OK, we kind of knew this one already. But the doc just provides more evidence of Paul's sweet nature, as he made sure to stop by the set for Odenkirk's final scene on the series in "Granite State" so he could say goodbye. He did the same for Gunn on the series finale, "Felina," even though he wasn't in either scene. And he's a hugger!
12. Bryan Cranston and Aaron Paul read the final episode together.
The best part of the doc might be seeing Cranston and Paul sit down with a couple of beers and read the "BB" series finale together for the first time. The look on Paul's face when they get to the firefight at Uncle Jack's is worth the price of the Blu-ray alone.
After Cranston reads the final page of the script, he can't help but joke: "So I guess there won't be a sequel." But then he grabs Paul's arm in endearingly paternal fashion and asks him what he thinks, letting us see just how close these two are off-camera. (We miss them already.)
13. Yes, camera operators can cry, too.
One of the most emotional scenes in the "BB" series finale has to be Walt getting one last look at his baby daughter Holly before leaving on his final mission. Cranston says, "I actually meant to play that scenes without tears," but he couldn't help himself. And he wasn't the only one: A-camera operator Andrew Voegeli (a new father himself) was even crying while holding the camera! Well, at least he didn't mess up the shot.
14. Uncle Jack's hideout was as miserable as it looked.
The setting for the finale's climax — Nazi Uncle Jack's dank lair — didn't inspire a lot of fond memories from the crew. Gilligan says that set "was like hell. I hated just about every minute of it." It was claustrophobic and filled with smoke, he says, and Aaron Paul agrees, calling the shooting of that scene "a long, grueling, tortuous few days." (Still, better to be them than Uncle Jack or Todd.)
15. The final shot of "Breaking Bad" was a trick.
The very last image we see on "Breaking Bad" is a cool zoom-out on Walter's dying face as the camera pulls back into the sky. But the Nazi meth-lab set had a roof on it, making the shot impossible. So the crew actually re-created that exact set on a soundstage, so the camera would have room to pan up and capture that final shot. One last cinematic flourish in a series filled with them.

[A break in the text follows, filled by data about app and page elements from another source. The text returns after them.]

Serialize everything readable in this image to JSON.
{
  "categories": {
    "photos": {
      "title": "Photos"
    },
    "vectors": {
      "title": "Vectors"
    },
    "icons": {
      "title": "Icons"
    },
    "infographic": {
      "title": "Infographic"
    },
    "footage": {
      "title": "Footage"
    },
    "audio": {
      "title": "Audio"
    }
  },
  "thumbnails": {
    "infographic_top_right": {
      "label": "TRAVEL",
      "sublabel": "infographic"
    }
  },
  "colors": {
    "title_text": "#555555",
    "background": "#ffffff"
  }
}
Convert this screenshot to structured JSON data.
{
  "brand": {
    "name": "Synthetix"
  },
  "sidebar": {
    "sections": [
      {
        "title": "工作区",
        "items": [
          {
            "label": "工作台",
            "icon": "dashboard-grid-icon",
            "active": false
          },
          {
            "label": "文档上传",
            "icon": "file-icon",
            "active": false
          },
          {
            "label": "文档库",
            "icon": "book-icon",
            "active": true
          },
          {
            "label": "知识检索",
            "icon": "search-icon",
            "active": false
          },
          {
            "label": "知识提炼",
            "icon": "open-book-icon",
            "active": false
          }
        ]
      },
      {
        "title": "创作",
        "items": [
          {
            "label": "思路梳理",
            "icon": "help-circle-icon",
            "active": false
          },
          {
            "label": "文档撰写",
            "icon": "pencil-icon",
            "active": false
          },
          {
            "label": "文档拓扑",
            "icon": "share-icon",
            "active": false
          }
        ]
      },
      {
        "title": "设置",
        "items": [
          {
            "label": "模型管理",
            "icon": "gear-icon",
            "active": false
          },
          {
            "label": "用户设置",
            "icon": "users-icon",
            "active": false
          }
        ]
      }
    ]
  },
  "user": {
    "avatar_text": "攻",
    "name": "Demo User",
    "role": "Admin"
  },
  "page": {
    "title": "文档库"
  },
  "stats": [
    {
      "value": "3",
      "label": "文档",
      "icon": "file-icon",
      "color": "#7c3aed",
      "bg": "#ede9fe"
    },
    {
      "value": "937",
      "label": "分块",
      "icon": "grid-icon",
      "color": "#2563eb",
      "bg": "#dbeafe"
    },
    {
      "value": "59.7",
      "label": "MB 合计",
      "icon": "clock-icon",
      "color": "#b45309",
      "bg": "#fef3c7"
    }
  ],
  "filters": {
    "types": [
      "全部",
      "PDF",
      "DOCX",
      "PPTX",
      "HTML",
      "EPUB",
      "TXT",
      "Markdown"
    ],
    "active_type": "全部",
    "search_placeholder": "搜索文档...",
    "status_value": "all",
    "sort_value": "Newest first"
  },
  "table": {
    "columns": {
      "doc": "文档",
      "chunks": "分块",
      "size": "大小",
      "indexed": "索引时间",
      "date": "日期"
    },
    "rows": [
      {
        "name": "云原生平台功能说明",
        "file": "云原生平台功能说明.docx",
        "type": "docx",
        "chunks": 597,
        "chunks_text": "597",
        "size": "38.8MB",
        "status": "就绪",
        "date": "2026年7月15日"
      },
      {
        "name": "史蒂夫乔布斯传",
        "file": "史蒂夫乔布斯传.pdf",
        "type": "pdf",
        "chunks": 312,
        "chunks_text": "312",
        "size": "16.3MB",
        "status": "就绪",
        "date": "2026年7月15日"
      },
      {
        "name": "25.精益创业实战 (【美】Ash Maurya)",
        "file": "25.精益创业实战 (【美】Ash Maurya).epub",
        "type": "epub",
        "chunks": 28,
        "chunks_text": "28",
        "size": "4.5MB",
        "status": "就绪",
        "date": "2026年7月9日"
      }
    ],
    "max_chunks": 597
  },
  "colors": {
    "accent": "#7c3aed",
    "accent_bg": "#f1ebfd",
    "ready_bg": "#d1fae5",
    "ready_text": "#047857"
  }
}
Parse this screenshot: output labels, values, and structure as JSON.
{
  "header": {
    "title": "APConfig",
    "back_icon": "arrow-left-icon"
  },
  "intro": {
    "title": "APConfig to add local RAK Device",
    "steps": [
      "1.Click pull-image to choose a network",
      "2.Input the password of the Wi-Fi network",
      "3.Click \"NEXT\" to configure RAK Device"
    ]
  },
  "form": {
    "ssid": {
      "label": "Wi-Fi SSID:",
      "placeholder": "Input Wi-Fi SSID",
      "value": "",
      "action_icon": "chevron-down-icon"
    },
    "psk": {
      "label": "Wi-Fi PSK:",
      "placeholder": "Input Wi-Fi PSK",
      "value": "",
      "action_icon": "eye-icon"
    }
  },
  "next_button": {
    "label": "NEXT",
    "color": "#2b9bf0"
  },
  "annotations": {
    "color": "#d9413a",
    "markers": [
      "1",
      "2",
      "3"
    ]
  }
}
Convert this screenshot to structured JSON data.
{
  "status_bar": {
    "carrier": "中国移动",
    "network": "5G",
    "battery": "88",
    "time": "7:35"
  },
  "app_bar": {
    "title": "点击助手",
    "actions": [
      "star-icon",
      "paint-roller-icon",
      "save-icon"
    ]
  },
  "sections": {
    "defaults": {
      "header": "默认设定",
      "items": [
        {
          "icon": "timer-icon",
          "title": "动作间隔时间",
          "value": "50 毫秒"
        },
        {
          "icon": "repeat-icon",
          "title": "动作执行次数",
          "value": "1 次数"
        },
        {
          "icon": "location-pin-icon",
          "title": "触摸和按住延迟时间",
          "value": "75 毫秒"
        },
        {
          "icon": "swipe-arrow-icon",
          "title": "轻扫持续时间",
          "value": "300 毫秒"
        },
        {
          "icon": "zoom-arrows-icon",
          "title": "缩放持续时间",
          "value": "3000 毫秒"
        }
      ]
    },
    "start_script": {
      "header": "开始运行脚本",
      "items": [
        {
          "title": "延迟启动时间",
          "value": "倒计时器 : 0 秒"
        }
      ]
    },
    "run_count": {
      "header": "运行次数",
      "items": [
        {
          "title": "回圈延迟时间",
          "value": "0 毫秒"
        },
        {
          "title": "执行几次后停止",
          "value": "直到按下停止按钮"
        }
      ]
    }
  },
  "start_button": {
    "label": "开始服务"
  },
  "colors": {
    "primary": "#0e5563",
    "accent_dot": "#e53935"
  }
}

For all of these moments and more, check out "Breaking Bad: The Complete Series" on Blu-ray, in stores now.